Corporate Nov 29, 2012
It's bad news for the private equity (PE) space in India and China. A detailed survey has found that these two countries are likely to suffer a decline in deal activity over the next 12 months even as a global slowdown has a telling effect on the global PE industry.
According to the 2012 Global Private Equity Report, released by consulting firm Grant Thornton, private equity firms around the world are bracing for tough conditions for both fundraising and deal-making. Now in its second year, the report is the result of 143 in-depth interviews with senior private equity practitioners around the globe.
The report provides an insight into private equity general partners' (GP) expectations for numerous aspects of the fundraising and investment cycle.

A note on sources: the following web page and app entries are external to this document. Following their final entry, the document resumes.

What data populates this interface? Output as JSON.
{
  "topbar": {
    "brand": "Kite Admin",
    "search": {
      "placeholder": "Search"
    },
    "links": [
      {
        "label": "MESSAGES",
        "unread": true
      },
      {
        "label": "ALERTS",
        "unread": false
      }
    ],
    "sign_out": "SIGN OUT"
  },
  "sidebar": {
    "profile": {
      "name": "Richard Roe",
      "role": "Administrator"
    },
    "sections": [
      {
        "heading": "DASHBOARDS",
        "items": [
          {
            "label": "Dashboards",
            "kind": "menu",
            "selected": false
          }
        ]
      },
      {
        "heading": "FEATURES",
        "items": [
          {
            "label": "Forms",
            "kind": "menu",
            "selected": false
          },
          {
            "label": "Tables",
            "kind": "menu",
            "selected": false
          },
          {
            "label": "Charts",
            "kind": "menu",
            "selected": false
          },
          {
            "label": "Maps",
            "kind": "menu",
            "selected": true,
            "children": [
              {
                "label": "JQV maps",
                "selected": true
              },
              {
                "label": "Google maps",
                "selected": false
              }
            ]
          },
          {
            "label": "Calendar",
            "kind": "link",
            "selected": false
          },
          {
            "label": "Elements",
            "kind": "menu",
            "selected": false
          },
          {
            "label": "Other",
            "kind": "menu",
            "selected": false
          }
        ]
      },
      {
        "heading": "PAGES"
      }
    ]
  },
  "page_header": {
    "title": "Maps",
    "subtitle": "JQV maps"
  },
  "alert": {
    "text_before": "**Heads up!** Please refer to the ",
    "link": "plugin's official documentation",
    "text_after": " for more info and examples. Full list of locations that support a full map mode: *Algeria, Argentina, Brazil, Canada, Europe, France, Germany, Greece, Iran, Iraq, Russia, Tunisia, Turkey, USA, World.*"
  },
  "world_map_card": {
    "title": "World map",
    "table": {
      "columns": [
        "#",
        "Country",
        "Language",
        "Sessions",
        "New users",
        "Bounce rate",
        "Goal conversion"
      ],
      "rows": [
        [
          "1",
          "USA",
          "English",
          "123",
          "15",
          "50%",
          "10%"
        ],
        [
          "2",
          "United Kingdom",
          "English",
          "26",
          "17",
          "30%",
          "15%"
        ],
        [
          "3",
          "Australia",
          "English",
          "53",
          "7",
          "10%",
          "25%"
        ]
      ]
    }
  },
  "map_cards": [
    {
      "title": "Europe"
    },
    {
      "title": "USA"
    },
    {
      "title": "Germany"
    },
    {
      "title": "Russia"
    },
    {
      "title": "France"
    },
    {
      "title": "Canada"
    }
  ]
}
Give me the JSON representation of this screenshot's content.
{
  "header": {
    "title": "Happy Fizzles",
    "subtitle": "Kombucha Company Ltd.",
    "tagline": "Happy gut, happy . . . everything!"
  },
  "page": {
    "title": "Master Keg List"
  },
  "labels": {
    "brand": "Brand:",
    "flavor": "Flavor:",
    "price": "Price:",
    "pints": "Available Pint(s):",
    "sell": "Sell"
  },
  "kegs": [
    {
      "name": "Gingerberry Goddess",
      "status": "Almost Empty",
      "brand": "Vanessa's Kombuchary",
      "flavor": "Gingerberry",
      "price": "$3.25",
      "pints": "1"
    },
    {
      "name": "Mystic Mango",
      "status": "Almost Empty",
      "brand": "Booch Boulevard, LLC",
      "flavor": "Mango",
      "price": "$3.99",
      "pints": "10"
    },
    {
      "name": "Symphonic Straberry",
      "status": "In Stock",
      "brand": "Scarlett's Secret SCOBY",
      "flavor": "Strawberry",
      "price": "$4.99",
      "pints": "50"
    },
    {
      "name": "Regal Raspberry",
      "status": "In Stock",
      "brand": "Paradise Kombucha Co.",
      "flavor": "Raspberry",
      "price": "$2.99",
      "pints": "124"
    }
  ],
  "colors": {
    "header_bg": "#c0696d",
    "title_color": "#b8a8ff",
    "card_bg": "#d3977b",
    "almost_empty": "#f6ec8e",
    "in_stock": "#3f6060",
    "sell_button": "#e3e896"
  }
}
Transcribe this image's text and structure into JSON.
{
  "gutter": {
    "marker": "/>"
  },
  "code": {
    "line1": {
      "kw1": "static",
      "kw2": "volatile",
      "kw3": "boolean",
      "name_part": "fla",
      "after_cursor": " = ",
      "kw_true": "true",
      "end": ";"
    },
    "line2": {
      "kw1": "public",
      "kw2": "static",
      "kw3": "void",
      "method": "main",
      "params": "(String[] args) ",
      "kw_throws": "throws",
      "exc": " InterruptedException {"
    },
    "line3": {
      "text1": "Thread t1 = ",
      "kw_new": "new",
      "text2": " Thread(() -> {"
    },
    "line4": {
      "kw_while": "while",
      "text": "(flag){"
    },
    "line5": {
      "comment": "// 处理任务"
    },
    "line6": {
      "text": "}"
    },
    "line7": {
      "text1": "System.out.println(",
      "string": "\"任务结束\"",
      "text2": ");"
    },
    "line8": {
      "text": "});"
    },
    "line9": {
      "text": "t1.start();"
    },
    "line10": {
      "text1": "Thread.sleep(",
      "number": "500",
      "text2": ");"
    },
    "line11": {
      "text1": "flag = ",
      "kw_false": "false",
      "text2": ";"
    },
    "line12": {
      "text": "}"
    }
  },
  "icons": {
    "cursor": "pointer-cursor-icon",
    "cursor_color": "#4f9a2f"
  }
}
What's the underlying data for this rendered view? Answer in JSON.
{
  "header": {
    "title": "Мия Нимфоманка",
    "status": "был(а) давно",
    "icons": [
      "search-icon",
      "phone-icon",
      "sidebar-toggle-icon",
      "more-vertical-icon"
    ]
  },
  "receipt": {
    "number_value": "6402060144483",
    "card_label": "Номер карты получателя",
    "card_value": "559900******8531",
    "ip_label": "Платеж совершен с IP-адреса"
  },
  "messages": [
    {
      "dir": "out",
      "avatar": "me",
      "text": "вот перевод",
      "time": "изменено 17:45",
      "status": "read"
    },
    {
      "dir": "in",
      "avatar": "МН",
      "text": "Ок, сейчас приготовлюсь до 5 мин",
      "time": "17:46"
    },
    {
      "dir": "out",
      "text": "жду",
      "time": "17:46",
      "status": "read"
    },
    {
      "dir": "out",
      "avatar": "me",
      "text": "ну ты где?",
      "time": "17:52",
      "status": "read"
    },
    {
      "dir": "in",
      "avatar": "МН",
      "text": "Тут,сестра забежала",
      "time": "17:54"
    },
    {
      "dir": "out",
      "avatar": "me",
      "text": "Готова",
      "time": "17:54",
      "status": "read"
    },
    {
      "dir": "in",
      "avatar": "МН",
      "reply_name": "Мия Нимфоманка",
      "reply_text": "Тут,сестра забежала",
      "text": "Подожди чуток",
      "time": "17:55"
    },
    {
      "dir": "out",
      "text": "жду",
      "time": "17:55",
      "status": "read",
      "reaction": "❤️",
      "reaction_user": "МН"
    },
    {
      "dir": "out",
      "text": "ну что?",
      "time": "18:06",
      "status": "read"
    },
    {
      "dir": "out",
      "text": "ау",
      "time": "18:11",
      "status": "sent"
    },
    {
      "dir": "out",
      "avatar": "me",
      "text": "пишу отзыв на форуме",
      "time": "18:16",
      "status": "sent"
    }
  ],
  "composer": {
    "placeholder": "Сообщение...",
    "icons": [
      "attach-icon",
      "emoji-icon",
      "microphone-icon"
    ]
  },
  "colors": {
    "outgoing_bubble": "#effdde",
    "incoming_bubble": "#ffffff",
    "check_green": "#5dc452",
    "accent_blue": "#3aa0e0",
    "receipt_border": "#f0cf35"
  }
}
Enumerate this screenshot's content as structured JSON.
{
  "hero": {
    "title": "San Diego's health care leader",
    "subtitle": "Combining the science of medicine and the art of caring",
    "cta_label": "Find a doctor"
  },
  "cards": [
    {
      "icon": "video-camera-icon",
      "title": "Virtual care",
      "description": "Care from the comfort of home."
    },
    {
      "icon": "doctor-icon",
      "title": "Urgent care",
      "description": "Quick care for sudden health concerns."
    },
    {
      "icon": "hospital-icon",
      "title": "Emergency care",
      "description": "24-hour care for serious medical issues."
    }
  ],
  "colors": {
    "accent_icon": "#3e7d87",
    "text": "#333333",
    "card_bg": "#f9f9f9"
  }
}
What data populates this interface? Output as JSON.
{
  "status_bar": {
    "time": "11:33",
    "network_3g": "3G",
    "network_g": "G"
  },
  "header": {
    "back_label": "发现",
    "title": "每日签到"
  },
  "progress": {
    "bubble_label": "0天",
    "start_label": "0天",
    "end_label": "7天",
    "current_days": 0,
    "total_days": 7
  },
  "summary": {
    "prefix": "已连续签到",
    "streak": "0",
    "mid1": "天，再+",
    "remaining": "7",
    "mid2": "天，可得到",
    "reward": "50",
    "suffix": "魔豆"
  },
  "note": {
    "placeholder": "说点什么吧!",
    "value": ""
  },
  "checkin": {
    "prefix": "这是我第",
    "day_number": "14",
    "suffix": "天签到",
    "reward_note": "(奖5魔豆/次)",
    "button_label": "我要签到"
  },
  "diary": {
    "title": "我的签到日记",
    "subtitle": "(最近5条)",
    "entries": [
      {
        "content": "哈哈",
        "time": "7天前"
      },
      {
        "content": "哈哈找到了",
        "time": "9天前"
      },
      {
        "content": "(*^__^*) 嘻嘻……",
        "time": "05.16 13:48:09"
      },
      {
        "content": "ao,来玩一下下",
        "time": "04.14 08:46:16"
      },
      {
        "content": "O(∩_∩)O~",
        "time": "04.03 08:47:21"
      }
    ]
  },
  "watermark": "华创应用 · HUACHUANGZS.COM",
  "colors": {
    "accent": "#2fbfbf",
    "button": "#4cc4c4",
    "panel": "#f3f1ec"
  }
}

According to the survey, many private equity executives expect both China and India to suffer a decline in deal activity in the next year. This represents a dramatic turnaround in sentiment for both countries. In 2011, 78 percent of respondents expected investment activity in India to increase, with the remaining 22 percent expecting it to remain steady. This year, 45 percent expect it to decline.
The survey, interestingly, sees Indian and Chinese PEs looking at opportunities outside their home countries to try and make up for the dry patch domestically.
China and India are two of the largest global economies and they continue to experience growth above and beyond that of the Western economies.
As such, internal demand is still a big driver and focus of domestic GP attention. Given the significance and success of these countries it may be surprising to note that even GPs based in these countries consider international opportunities, the survey notes.
China-based GPs, if they are not entirely focused on their domestic market, have a particular eye on South East Asia. Indonesia tends to be the key focus of Chinese GP attention in the region. However, some Chinese GPs also highlight markets as diverse as India, Africa, South America and Europe as potentially being of interest from a private equity stand point, says the survey.
The trend is similar for Indian GPs. While South East Asia is also regarded as a key area of private equity opportunity, Indian GPs are likely to identify a geographically diverse set of opportunities, including some Western markets, Russia and Australia.
Says Harish HV, Partner, Corporate Finance, Grant Thornton in India: "Private equity in emerging markets is challenging because of the governance risks and the absence of deep capital and M&A markets to enable exits. An understanding of the local situation is key to success in these markets."
This year's report also sees a marked decline in fundraising expectations of GPs around the world, with nearly three-quarters (72 percent) describing the fundraising outlook as either "negative" or "very negative". In 2011, the figure was just 46 percent, the survey showed.
The most dramatic decline in optimism from 2011 is evident in the BRICS: Brazil, Russia, India, China and South Africa. This year, 78 percent of respondents in these markets described the fundraising outlook as "negative" or "very negative". In 2011, the figure was 39 percent.
Commenting on the fund raising scenario, Harish HV said that India has fallen from its high pedestal of being one of the markets where fund raising was considered easy. This is the result of the experience that PE funds have had in India and also the 'policy paralysis' made by the Indian Government. The fund raising figures show a high percentage of negativity since the survey was conducted between June and September where some of the new reform measures were not announced.
More From Sourav Majumdar.